A recent survey has revealed that in the past year almost three-fourths of all businesses have been negatively impacted owing to bad hires. A quarter of who have said that a bad hire cost them as much as, or even more than $50,000. This brings a three-pronged equation into hiring, one, that finding the right person for a vacancy is not very easy, two, the expense of picking erroneously can be high and finally if you have made a bad hire, what to do next?
The study found that 69 percent of the respondents said that they had been unfavorably impacted by wrong hiring this year. 41 percent said that they cost their businesses more than $25,000 while 25 percent said that they lost twice that amount.
Why do the bad hires cost the company’s dear and how do the costs add up?
While, hiring them expenses like travel, food and accommodation, plus orientation and training expenses once they are hired and later on if they are fired than termination costs add to a neat little pile. Furthermore if they decide to take legal recourse to what they will term ‘wrongful dismissal,’ it can increase the tab even higher.
Once you are done and dusted with the bad hire, then the whole process has to be undergone again, costing the firm a lot in terms of time, effort and money.
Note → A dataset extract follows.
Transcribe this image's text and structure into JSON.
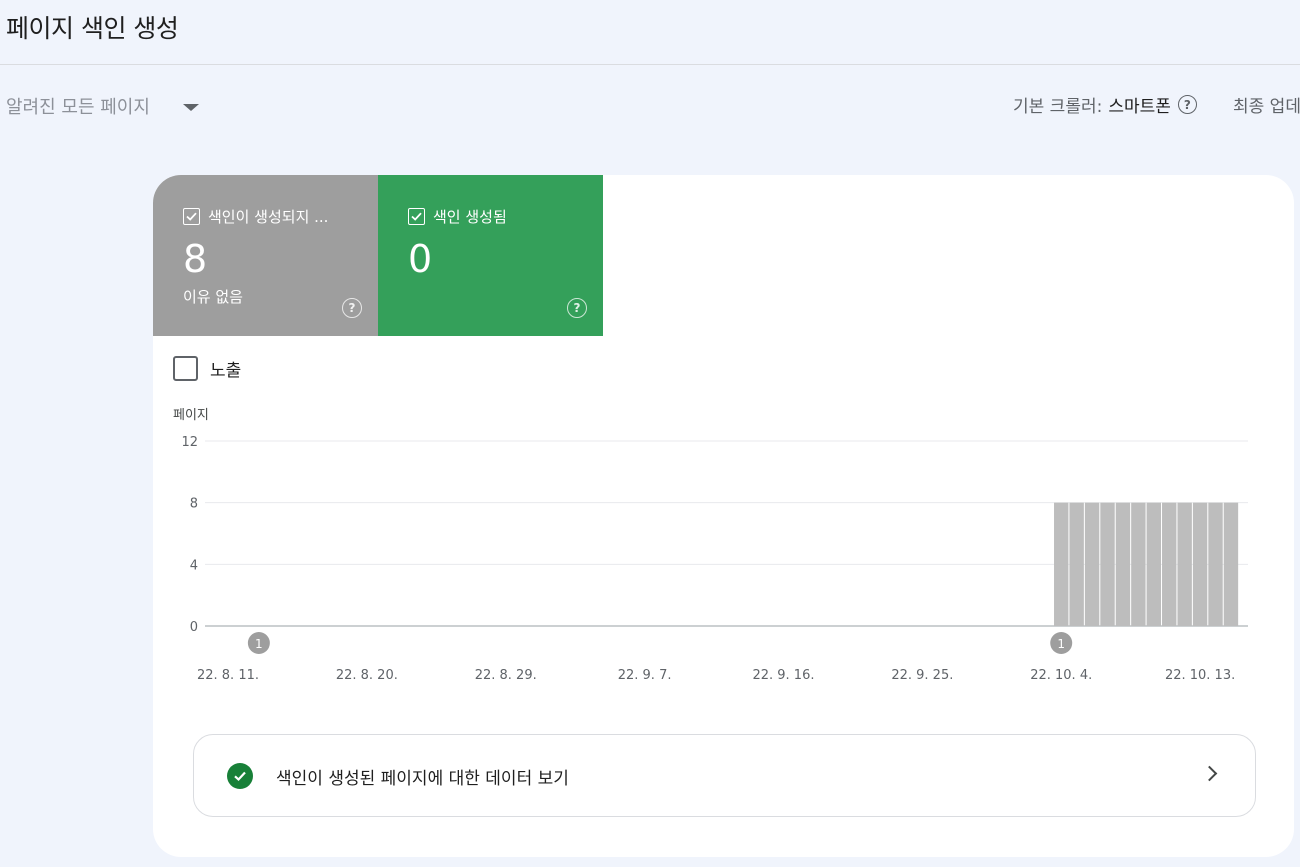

Then there are costs on which you cannot put a price tag. Lower employee morale, loss of clients and customers who shift allegiance owing to unexpected service and reduced sales are intangible effects that a bad hire will entail.
By the time the company realizes they have made the wrong choice, it is usually too late, but initial pointers could help them get rid of the fellow before seeking his exit becomes a cumbersome process.
Bad hires normally fail to produce the desired quality of work. They are tardy and irregular and show a distinct unwillingness to working with a team. If regular customers complain about the employee than the management should see in them warning signals and initiate proceedings to, as unobtrusively as possible, give the employee marching orders.
Most companies have a human resource department, then why can’t they weed out the good from the bad; rather end up throwing the wheat out and keeping the chaff. The prime reason is that hiring managers don’t really differentiate between job description and job criteria. They have to have precise knowledge of what the job requires and then judge the applicant on that basis.
Secondly, everyplace has a work culture of its own. Some have a collegial atmosphere, where everyone is known on a first-name basis, whereas others are more professional in their approach – see if the applicant, who otherwise has all the qualifications, does not clash with the firm’s work ethos and will he fit in.
Many employers told the study, that they chose the worker on gut feeling or that at that moment the guy’s demenour was so appealing that there was no reason to believe that it would be otherwise.
Another reason that the study found was that employers were in a hurry to fill a position and in their haste an element of carelessness crept in.
Employers need to understand that its workforce is its biggest strength and asset – this is as true for workplaces that employ a handful of people as it is for corporate giants with thousands working for them. Building a team without proper care and inadequate scrutiny measures can ease short term problems and can at best is a stop-gap arrangement.
To avoid regret later it is worth having a proper hiring system and to execute it without compromise, even if it means that your vacancies remain unfilled for a long time – remember it is better not to hire than to hire a worthless guy.